*** Opening Supplied records ***

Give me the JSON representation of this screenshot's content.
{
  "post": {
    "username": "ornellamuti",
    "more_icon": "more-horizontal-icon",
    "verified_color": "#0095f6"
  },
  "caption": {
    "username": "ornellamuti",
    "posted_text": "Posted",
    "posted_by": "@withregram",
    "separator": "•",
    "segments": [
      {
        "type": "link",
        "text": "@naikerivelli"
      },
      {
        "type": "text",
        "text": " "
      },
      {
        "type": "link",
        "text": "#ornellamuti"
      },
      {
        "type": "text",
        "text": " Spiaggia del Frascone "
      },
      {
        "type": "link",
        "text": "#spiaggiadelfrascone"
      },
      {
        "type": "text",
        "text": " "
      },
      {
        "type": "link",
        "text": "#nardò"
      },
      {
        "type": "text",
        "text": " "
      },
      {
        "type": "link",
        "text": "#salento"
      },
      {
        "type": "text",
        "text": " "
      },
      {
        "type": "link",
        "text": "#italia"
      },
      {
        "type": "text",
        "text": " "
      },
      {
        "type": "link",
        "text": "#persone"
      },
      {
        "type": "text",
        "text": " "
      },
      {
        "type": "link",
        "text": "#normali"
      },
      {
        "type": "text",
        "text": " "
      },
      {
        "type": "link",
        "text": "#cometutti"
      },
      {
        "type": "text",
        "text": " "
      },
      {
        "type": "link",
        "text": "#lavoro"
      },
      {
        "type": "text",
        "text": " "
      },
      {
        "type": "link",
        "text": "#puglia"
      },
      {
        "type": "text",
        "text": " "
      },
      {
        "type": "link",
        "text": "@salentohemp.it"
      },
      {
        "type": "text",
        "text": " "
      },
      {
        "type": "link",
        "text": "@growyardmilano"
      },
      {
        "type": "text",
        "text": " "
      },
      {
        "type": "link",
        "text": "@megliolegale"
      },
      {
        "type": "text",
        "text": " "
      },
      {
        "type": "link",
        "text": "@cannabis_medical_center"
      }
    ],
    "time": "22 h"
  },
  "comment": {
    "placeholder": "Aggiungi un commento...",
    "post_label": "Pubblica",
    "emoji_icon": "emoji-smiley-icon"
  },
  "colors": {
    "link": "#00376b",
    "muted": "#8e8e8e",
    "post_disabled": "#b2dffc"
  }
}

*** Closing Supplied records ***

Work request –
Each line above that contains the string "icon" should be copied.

Task solution –
    "more_icon": "more-horizontal-icon",
    "emoji_icon": "emoji-smiley-icon"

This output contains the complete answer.